REQUIRED WORK: Before copying the entries, remove the pictures; everything else stays exactly as it is.

DATA FOR THE TASK:
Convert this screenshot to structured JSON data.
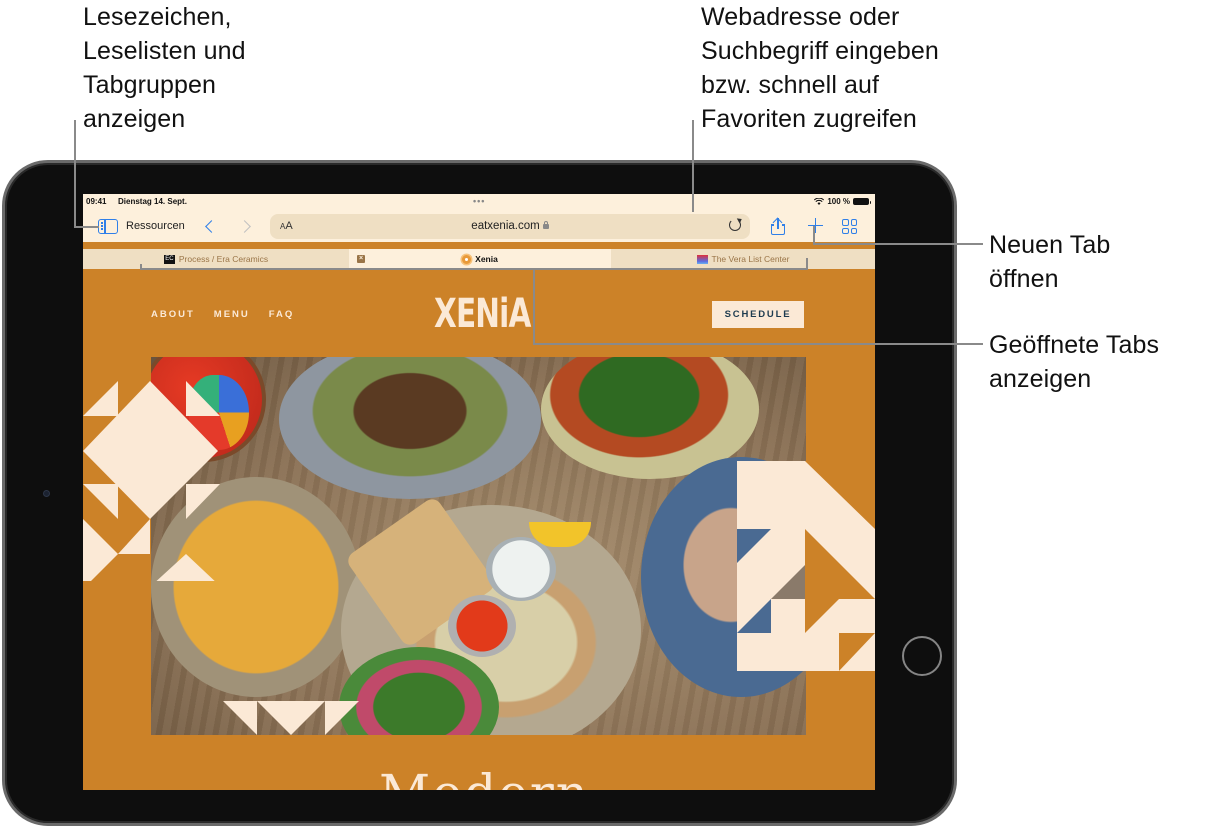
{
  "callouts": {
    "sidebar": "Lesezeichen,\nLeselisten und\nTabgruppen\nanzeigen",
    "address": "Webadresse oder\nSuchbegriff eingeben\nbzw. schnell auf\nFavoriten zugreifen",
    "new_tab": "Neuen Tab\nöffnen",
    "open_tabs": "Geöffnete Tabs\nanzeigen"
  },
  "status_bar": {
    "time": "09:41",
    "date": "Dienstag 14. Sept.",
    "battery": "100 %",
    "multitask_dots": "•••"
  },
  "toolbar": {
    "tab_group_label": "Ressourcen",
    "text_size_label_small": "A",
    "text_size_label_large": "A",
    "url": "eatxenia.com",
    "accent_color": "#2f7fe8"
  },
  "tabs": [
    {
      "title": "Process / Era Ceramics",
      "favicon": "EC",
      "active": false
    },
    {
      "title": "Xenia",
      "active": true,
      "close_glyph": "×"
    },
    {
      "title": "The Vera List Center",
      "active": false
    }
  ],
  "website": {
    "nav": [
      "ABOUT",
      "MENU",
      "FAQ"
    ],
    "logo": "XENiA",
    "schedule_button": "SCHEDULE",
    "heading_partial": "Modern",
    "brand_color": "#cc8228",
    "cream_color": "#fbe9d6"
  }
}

TASK RESULT:
Convert this screenshot to structured JSON data.
{
  "callouts": {
    "sidebar": "Lesezeichen,\nLeselisten und\nTabgruppen\nanzeigen",
    "address": "Webadresse oder\nSuchbegriff eingeben\nbzw. schnell auf\nFavoriten zugreifen",
    "new_tab": "Neuen Tab\nöffnen",
    "open_tabs": "Geöffnete Tabs\nanzeigen"
  },
  "status_bar": {
    "time": "09:41",
    "date": "Dienstag 14. Sept.",
    "battery": "100 %",
    "multitask_dots": "•••"
  },
  "toolbar": {
    "tab_group_label": "Ressourcen",
    "text_size_label_small": "A",
    "text_size_label_large": "A",
    "url": "eatxenia.com",
    "accent_color": "#2f7fe8"
  },
  "tabs": [
    {
      "title": "Process / Era Ceramics",
      "favicon": "EC",
      "active": false
    },
    {
      "title": "Xenia",
      "active": true,
      "close_glyph": "×"
    },
    {
      "title": "The Vera List Center",
      "active": false
    }
  ],
  "website": {
    "nav": [
      "ABOUT",
      "MENU",
      "FAQ"
    ],
    "logo": "XENiA",
    "schedule_button": "SCHEDULE",
    "heading_partial": "Modern",
    "brand_color": "#cc8228",
    "cream_color": "#fbe9d6"
  }
}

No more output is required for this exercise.